"I've brined it, I've fried it, I've done about everything you could imagine, and I found that the best way is to preseason the bird, but not brine it," she said. "Brining keeps the meat more moist, but it also adds water to the bird. When you preseason it, you're seasoning the inside of the turkey, but you're not adding tap water."

If you are making stuffing, roast it in a pan, and not inside the turkey, Stevens suggested. Stuffed birds take longer to reach the proper internal temperature, because hot air can't move through the bird.

Plus, you risk food illness unless the stuffing, soaking up all the semi-raw turkey juices, gets to 165 degrees.

Make sure you let your turkey rest for at least 30 minutes before you carve it, Stevens said. "The juices need to sort of settle, and they actually thicken up a little bit. Any overdone or underdoneness actually mitigates a little bit."

Sometimes she lets the turkey rest for up to an hour. "That gives you a little breather on Thanksgiving Day, if you've got a lot of food and one oven," she said. "If you've got the mashed potatoes that need to be reheated or squash casserole that has to go into the oven for an hour, just let the turkey sit. Put some foil over it. You'll lose a little crispness, but it'll be fine."

When it comes time for carving, don't feel obligated to slice the turkey at a crowded table with everyone watching, she said. It's fine to show the table, and let people marvel at your work, then work without an audience.

"When it comes to carving, I really believe carving the breast off whole, and then slicing it crossways across the grain, is much better eating than trying to carve long thin slices," Stevens said.

"The final thing I'd say is: Try to relax. It's just a turkey. You'll be fine."

Here's the side dish recipe Molly Stevens recommended from "Roasting." "I always like something green with Thanksgiving," she said.

> Roasted Brussels Sprouts with Capers and Lemony Browned Butter

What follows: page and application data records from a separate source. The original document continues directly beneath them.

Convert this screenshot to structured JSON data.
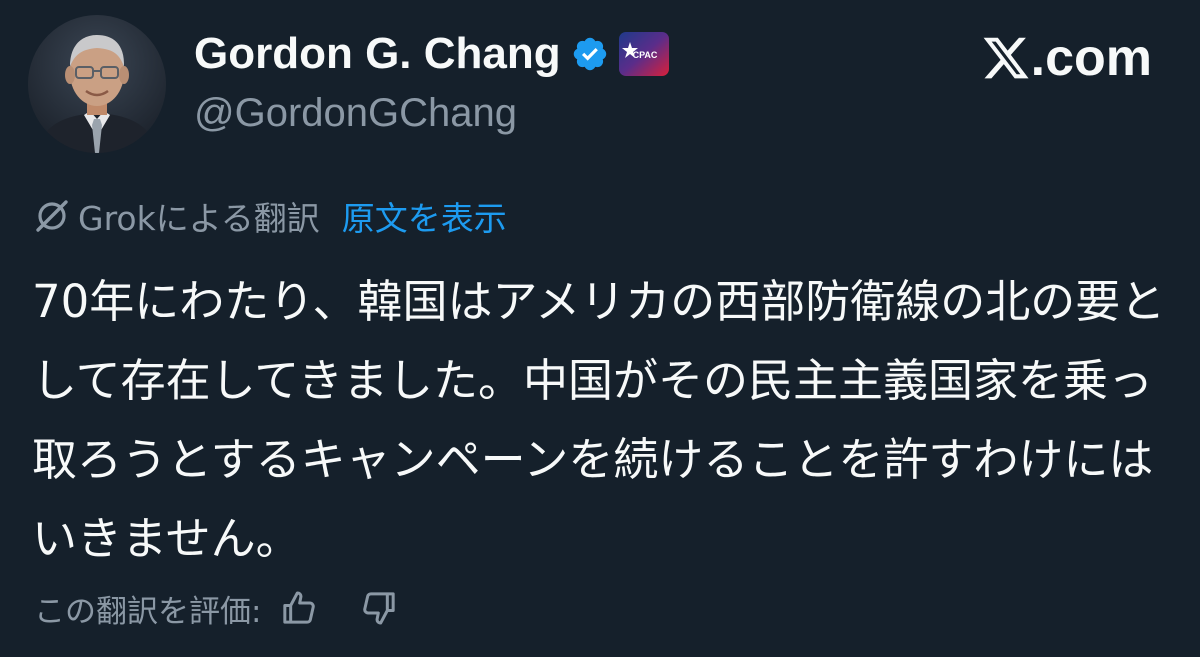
{
  "author": {
    "display_name": "Gordon G. Chang",
    "handle": "@GordonGChang",
    "verified_icon": "verified-checkmark-icon",
    "affiliate_badge": "cpac-badge-icon",
    "affiliate_badge_text": "CPAC",
    "verified_color": "#1d9bf0"
  },
  "site": {
    "logo_icon": "x-logo-icon",
    "suffix": ".com"
  },
  "translation": {
    "icon": "grok-icon",
    "label": "Grokによる翻訳",
    "show_original": "原文を表示",
    "link_color": "#1d9bf0"
  },
  "tweet": {
    "text": " 70年にわたり、韓国はアメリカの西部防衛線の北の要として存在してきました。中国がその民主主義国家を乗っ取ろうとするキャンペーンを続けることを許すわけにはいきません。"
  },
  "feedback": {
    "label": "この翻訳を評価:",
    "like_icon": "thumbs-up-icon",
    "dislike_icon": "thumbs-down-icon"
  },
  "theme": {
    "background": "#15202b",
    "text": "#f7f9f9",
    "secondary_text": "#8b98a5"
  }
}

1 pound Brussels sprouts, trimmed

2 tablespoons extra-virgin olive oil

Kosher salt and freshly ground black pepper

3 tablespoons unsalted butter

1 teaspoon mustard seeds, yellow or brown

2 tablespoons capers, drained

1 teaspoon fresh lemon juice, plus more if needed

Position a rack in the center of the oven and heat to 425 degrees (400 degrees convection). If desired, line a heavy-duty, rimmed baking sheet with parchment paper.

Cut and season the Brussels spouts. Depending on their size, cut the Brussels sprouts in halves or quarters; you want them to be small enough to be bite-sized. Place in a large bowl and toss with the olive oil and salt and pepper to taste. Arrange the sprouts in a single layer on the baking sheet. Don't worry if some of the leaves fall off. Include these when roasting; they will crisp up, adding a nice crunch to the dish.

Slide the pan into the oven and roast the sprouts, turning once or twice with a metal spatula to promote even cooking, until they are tender throughout and smaller bits or leaves that have fallen off are browned and crunchy, 20 to 25 minutes. Test for doneness by piercing a sprout with the tip of a paring knife, but to be sure, nab one off the baking sheet, let it cool slightly, and taste; it should be tender and sweet.

As the sprouts roast, melt the butter in a small skillet or heavy saucepan (it should be no more than 6 inches across or the butter will burn). Cook over medium heat until the butter is melted. Add the mustard seeds, increase the heat to medium-high, and cook, watching the pan carefully and swirling frequently, until the butter begins to foam and turns golden brown, about 2 minutes. Add the capers and lemon juice -- the butter will sizzle -- and immediately remove from the heat. Season with salt and pepper to taste and keep warm until the Brussels sprouts are ready.

Transfer the Brussels sprouts to a serving dish and add the browned butter. Toss to coat. Taste for salt, pepper and lemon and serve immediately. Serves 4.

(From "All About Roasting: A New Approach to a Classic Art," by Molly Stevens. Photographs by Quentin Bacon. Used with permission of the publisher, W.W. Norton & Company, Inc.)